**Work to complete:**
Search the listing for the word "streaming" and return each line that contains it.

**Material for this exercise:**
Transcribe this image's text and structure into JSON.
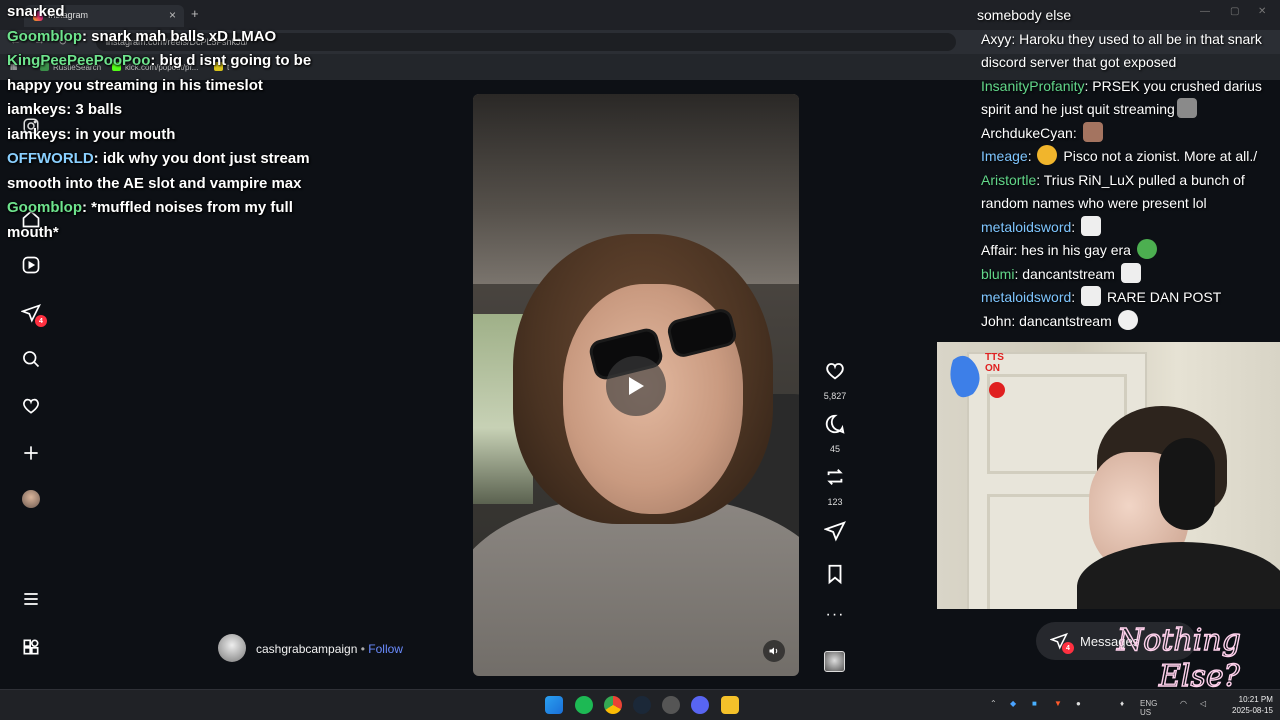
{
  "browser": {
    "tab_title": "Instagram",
    "url": "instagram.com/reels/DcPL5FshkJu/",
    "bookmarks": [
      {
        "label": "RustleSearch"
      },
      {
        "label": "kick.com/popout/pr..."
      },
      {
        "label": "t"
      }
    ]
  },
  "sidebar": {
    "notifications_badge": "4"
  },
  "reel": {
    "author": "cashgrabcampaign",
    "separator": "•",
    "follow_label": "Follow",
    "likes": "5,827",
    "comments": "45",
    "reposts": "123"
  },
  "overlay_chat": {
    "lines": [
      {
        "user": "",
        "text": "snarked"
      },
      {
        "user": "Goomblop",
        "text": "snark mah balls xD LMAO"
      },
      {
        "user": "KingPeePeePooPoo",
        "text": "big d isnt going to be happy you streaming in his timeslot"
      },
      {
        "user": "iamkeys",
        "text": "3 balls"
      },
      {
        "user": "iamkeys",
        "text": "in your mouth"
      },
      {
        "user": "OFFWORLD",
        "text": "idk why you dont just stream smooth into the AE slot and vampire max"
      },
      {
        "user": "Goomblop",
        "text": "*muffled noises from my full mouth*"
      }
    ]
  },
  "side_chat": {
    "header": "somebody else",
    "lines": [
      {
        "user": "Axyy",
        "text": "Haroku they used to all be in that snark discord server that got exposed"
      },
      {
        "user": "InsanityProfanity",
        "text": "PRSEK you crushed darius spirit and he just quit streaming"
      },
      {
        "user": "ArchdukeCyan",
        "text": ""
      },
      {
        "user": "Imeage",
        "text": "Pisco not a zionist. More at all./"
      },
      {
        "user": "Aristortle",
        "text": "Trius RiN_LuX pulled a bunch of random names who were present lol"
      },
      {
        "user": "metaloidsword",
        "text": ""
      },
      {
        "user": "Affair",
        "text": "hes in his gay era"
      },
      {
        "user": "blumi",
        "text": "dancantstream"
      },
      {
        "user": "metaloidsword",
        "text": "RARE DAN POST"
      },
      {
        "user": "John",
        "text": "dancantstream"
      }
    ]
  },
  "webcam": {
    "tts_label_1": "TTS",
    "tts_label_2": "ON"
  },
  "messages": {
    "label": "Messages",
    "badge": "4"
  },
  "logo": {
    "text_1": "Nothing",
    "text_2": "Else?"
  },
  "taskbar": {
    "lang": "ENG",
    "region": "US",
    "time": "10:21 PM",
    "date": "2025-08-15"
  }
}
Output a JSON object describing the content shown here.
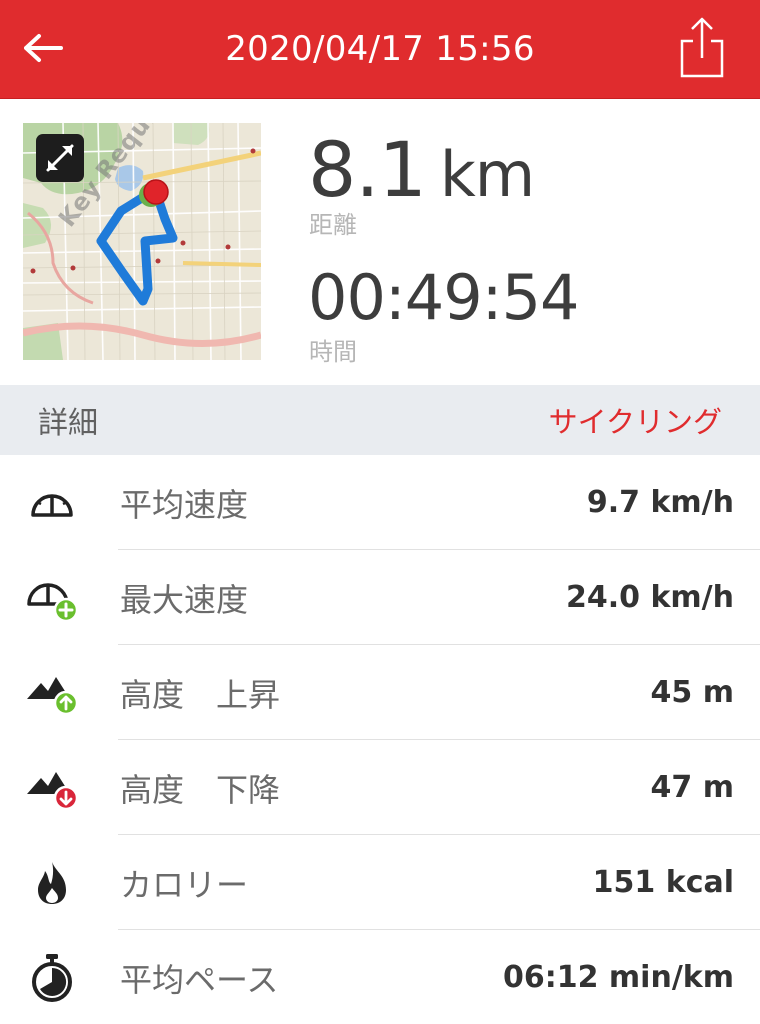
{
  "header": {
    "title": "2020/04/17 15:56",
    "back_icon": "arrow-left-icon",
    "share_icon": "share-icon",
    "background_color": "#e02c2e"
  },
  "summary": {
    "map_watermark": "Key Required",
    "expand_icon": "expand-icon",
    "route_color": "#1f7bd9",
    "marker_color": "#e0242a",
    "distance_value": "8.1",
    "distance_unit": "km",
    "distance_label": "距離",
    "duration_value": "00:49:54",
    "duration_label": "時間"
  },
  "details": {
    "section_title": "詳細",
    "activity_type": "サイクリング",
    "accent_color": "#e02c2e",
    "metrics": [
      {
        "icon": "speedometer-icon",
        "label": "平均速度",
        "value": "9.7 km/h"
      },
      {
        "icon": "speedometer-plus-icon",
        "label": "最大速度",
        "value": "24.0 km/h"
      },
      {
        "icon": "mountain-up-icon",
        "label": "高度　上昇",
        "value": "45 m"
      },
      {
        "icon": "mountain-down-icon",
        "label": "高度　下降",
        "value": "47 m"
      },
      {
        "icon": "flame-icon",
        "label": "カロリー",
        "value": "151 kcal"
      },
      {
        "icon": "stopwatch-icon",
        "label": "平均ペース",
        "value": "06:12 min/km"
      }
    ]
  }
}
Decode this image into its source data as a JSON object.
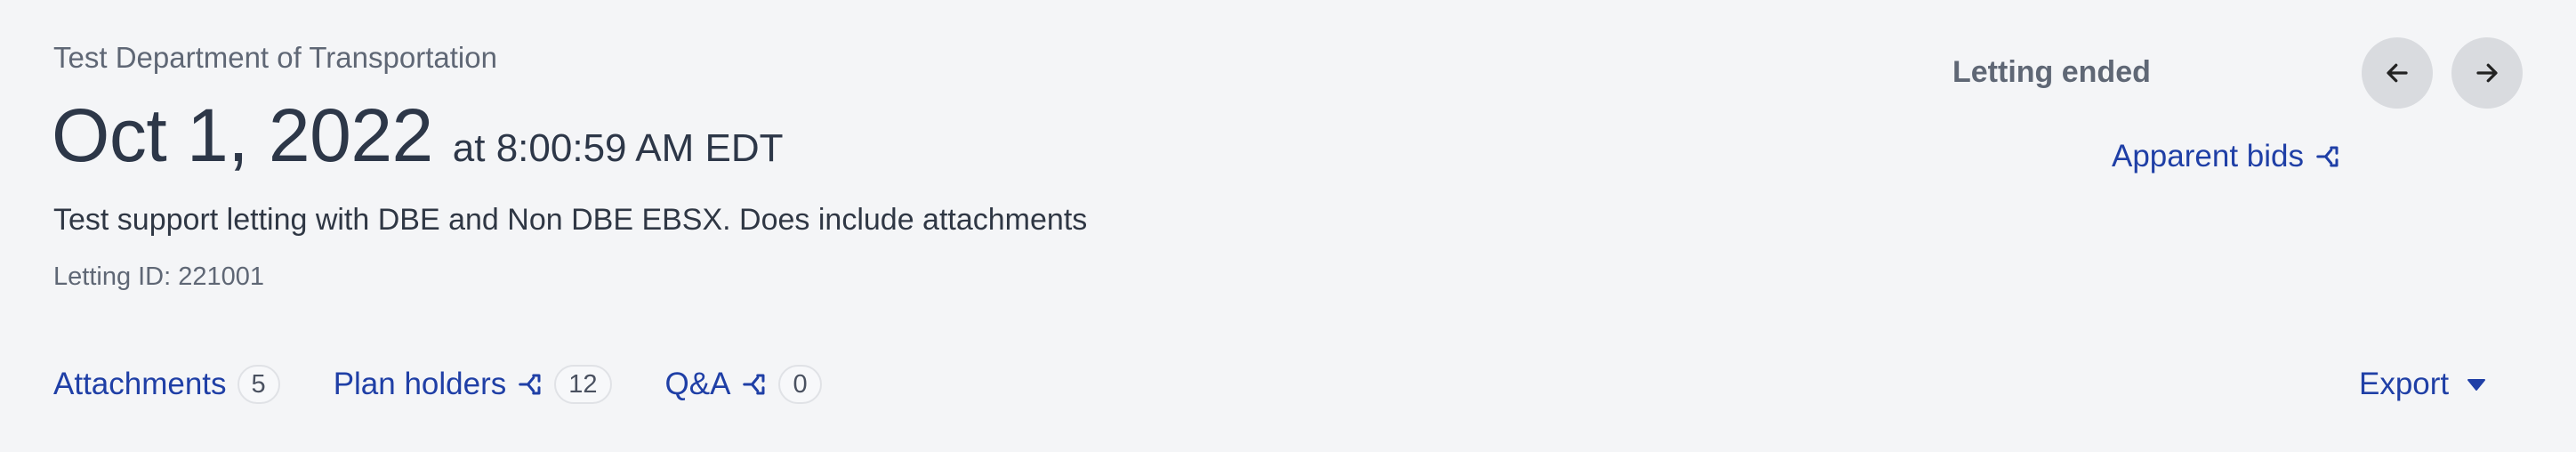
{
  "header": {
    "department": "Test Department of Transportation",
    "date": "Oct 1, 2022",
    "time": "at 8:00:59 AM EDT",
    "description": "Test support letting with DBE and Non DBE EBSX. Does include attachments",
    "letting_id": "Letting ID: 221001"
  },
  "status": {
    "label": "Letting ended"
  },
  "navigation": {
    "prev_icon": "arrow-left-icon",
    "next_icon": "arrow-right-icon"
  },
  "links": {
    "apparent_bids": "Apparent bids",
    "share_icon": "share-icon"
  },
  "tabs": [
    {
      "label": "Attachments",
      "count": "5",
      "has_share_icon": false
    },
    {
      "label": "Plan holders",
      "count": "12",
      "has_share_icon": true
    },
    {
      "label": "Q&A",
      "count": "0",
      "has_share_icon": true
    }
  ],
  "export": {
    "label": "Export",
    "icon": "caret-down-icon"
  },
  "colors": {
    "background": "#f4f5f7",
    "link": "#1f3fa6",
    "text_primary": "#2d3748",
    "text_muted": "#5f6775",
    "button_bg": "#d9dbdf"
  }
}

**Finished exercise:**
        "text": "big d isnt going to be happy you streaming in his timeslot"
        "text": "PRSEK you crushed darius spirit and he just quit streaming"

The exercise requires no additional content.